- _Dataset_:
※

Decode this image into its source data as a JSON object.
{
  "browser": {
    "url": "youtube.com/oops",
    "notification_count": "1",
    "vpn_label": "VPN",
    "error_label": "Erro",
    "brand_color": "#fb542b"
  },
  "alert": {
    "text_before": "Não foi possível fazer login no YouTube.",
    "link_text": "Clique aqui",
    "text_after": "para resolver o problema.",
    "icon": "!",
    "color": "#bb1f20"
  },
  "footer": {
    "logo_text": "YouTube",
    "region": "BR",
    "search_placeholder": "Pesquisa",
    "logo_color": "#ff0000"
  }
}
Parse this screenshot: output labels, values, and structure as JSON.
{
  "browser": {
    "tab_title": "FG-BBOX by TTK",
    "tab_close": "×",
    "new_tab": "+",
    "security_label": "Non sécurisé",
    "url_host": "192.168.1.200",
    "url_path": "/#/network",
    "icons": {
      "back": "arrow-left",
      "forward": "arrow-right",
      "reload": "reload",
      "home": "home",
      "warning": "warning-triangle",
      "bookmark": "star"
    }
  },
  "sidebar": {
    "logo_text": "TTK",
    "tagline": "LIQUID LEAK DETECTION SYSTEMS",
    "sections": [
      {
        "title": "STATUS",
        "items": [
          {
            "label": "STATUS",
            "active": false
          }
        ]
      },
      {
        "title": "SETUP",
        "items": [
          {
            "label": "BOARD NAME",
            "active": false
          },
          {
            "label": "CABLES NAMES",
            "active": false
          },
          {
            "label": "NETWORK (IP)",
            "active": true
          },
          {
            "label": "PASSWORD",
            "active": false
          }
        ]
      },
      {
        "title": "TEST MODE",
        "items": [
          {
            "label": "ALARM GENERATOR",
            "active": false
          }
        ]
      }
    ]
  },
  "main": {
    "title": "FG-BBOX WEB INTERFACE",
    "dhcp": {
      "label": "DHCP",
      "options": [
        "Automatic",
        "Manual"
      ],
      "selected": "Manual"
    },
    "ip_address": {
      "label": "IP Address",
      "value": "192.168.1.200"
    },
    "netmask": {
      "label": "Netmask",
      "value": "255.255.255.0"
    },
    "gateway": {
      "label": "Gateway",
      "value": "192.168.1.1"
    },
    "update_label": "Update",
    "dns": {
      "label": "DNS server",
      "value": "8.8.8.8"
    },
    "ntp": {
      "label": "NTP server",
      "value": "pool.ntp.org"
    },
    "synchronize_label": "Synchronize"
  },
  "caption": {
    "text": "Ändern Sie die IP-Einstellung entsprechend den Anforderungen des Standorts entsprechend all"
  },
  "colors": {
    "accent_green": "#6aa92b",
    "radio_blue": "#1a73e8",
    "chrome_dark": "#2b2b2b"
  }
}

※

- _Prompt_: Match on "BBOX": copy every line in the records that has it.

- _Written answer_:
    "tab_title": "FG-BBOX by TTK",
    "title": "FG-BBOX WEB INTERFACE",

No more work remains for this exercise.